Exercise aim:
These entries are to be retyped in full, word for word.

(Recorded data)

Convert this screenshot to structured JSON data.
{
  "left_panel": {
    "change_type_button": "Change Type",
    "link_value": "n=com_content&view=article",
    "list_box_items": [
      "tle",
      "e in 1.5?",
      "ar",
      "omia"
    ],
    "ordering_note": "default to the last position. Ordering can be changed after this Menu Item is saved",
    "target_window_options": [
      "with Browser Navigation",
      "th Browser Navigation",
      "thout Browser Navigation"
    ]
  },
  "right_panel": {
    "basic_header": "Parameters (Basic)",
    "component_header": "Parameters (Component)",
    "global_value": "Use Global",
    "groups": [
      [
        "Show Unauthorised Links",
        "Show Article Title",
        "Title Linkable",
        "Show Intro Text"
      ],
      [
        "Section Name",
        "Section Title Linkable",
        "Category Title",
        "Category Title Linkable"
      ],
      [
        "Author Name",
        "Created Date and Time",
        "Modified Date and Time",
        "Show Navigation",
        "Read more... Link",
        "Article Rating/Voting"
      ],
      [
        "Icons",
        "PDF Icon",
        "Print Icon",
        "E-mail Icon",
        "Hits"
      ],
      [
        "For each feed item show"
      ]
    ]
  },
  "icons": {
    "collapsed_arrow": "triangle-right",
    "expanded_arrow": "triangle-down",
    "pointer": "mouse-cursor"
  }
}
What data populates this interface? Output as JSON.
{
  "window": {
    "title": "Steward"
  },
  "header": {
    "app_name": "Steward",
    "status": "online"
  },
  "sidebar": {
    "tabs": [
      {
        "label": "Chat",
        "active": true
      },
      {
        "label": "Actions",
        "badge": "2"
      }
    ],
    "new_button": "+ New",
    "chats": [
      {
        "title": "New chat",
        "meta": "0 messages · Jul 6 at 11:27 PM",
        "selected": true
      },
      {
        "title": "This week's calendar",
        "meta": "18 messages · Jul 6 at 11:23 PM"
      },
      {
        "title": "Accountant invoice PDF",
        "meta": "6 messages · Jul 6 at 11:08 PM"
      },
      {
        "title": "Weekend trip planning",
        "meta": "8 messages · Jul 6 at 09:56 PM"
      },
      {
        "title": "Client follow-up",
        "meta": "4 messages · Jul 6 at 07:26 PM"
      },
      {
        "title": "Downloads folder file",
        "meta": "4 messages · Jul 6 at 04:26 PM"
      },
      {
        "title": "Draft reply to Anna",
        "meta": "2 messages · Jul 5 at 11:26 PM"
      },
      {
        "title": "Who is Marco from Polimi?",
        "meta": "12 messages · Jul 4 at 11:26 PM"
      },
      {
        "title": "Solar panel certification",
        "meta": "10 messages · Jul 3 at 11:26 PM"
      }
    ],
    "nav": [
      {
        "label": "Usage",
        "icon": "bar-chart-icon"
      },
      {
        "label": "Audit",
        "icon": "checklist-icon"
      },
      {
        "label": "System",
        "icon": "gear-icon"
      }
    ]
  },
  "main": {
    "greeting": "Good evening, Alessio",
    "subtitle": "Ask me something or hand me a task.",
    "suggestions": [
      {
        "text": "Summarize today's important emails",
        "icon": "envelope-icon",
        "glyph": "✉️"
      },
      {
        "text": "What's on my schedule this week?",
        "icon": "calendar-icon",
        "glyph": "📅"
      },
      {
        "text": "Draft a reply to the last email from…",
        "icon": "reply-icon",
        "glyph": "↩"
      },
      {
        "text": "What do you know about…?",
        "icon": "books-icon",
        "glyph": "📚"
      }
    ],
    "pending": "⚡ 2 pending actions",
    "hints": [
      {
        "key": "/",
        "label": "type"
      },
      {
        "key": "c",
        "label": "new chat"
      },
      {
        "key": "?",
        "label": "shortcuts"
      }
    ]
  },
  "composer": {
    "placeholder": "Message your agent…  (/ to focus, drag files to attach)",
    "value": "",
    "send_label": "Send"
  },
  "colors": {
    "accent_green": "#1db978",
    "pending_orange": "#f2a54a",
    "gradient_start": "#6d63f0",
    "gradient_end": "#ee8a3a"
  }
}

Exercise answer:
Convert this screenshot to structured JSON data.
{
  "left_panel": {
    "change_type_button": "Change Type",
    "link_value": "n=com_content&view=article",
    "list_box_items": [
      "tle",
      "e in 1.5?",
      "ar",
      "omia"
    ],
    "ordering_note": "default to the last position. Ordering can be changed after this Menu Item is saved",
    "target_window_options": [
      "with Browser Navigation",
      "th Browser Navigation",
      "thout Browser Navigation"
    ]
  },
  "right_panel": {
    "basic_header": "Parameters (Basic)",
    "component_header": "Parameters (Component)",
    "global_value": "Use Global",
    "groups": [
      [
        "Show Unauthorised Links",
        "Show Article Title",
        "Title Linkable",
        "Show Intro Text"
      ],
      [
        "Section Name",
        "Section Title Linkable",
        "Category Title",
        "Category Title Linkable"
      ],
      [
        "Author Name",
        "Created Date and Time",
        "Modified Date and Time",
        "Show Navigation",
        "Read more... Link",
        "Article Rating/Voting"
      ],
      [
        "Icons",
        "PDF Icon",
        "Print Icon",
        "E-mail Icon",
        "Hits"
      ],
      [
        "For each feed item show"
      ]
    ]
  },
  "icons": {
    "collapsed_arrow": "triangle-right",
    "expanded_arrow": "triangle-down",
    "pointer": "mouse-cursor"
  }
}
What data populates this interface? Output as JSON.
{
  "window": {
    "title": "Steward"
  },
  "header": {
    "app_name": "Steward",
    "status": "online"
  },
  "sidebar": {
    "tabs": [
      {
        "label": "Chat",
        "active": true
      },
      {
        "label": "Actions",
        "badge": "2"
      }
    ],
    "new_button": "+ New",
    "chats": [
      {
        "title": "New chat",
        "meta": "0 messages · Jul 6 at 11:27 PM",
        "selected": true
      },
      {
        "title": "This week's calendar",
        "meta": "18 messages · Jul 6 at 11:23 PM"
      },
      {
        "title": "Accountant invoice PDF",
        "meta": "6 messages · Jul 6 at 11:08 PM"
      },
      {
        "title": "Weekend trip planning",
        "meta": "8 messages · Jul 6 at 09:56 PM"
      },
      {
        "title": "Client follow-up",
        "meta": "4 messages · Jul 6 at 07:26 PM"
      },
      {
        "title": "Downloads folder file",
        "meta": "4 messages · Jul 6 at 04:26 PM"
      },
      {
        "title": "Draft reply to Anna",
        "meta": "2 messages · Jul 5 at 11:26 PM"
      },
      {
        "title": "Who is Marco from Polimi?",
        "meta": "12 messages · Jul 4 at 11:26 PM"
      },
      {
        "title": "Solar panel certification",
        "meta": "10 messages · Jul 3 at 11:26 PM"
      }
    ],
    "nav": [
      {
        "label": "Usage",
        "icon": "bar-chart-icon"
      },
      {
        "label": "Audit",
        "icon": "checklist-icon"
      },
      {
        "label": "System",
        "icon": "gear-icon"
      }
    ]
  },
  "main": {
    "greeting": "Good evening, Alessio",
    "subtitle": "Ask me something or hand me a task.",
    "suggestions": [
      {
        "text": "Summarize today's important emails",
        "icon": "envelope-icon",
        "glyph": "✉️"
      },
      {
        "text": "What's on my schedule this week?",
        "icon": "calendar-icon",
        "glyph": "📅"
      },
      {
        "text": "Draft a reply to the last email from…",
        "icon": "reply-icon",
        "glyph": "↩"
      },
      {
        "text": "What do you know about…?",
        "icon": "books-icon",
        "glyph": "📚"
      }
    ],
    "pending": "⚡ 2 pending actions",
    "hints": [
      {
        "key": "/",
        "label": "type"
      },
      {
        "key": "c",
        "label": "new chat"
      },
      {
        "key": "?",
        "label": "shortcuts"
      }
    ]
  },
  "composer": {
    "placeholder": "Message your agent…  (/ to focus, drag files to attach)",
    "value": "",
    "send_label": "Send"
  },
  "colors": {
    "accent_green": "#1db978",
    "pending_orange": "#f2a54a",
    "gradient_start": "#6d63f0",
    "gradient_end": "#ee8a3a"
  }
}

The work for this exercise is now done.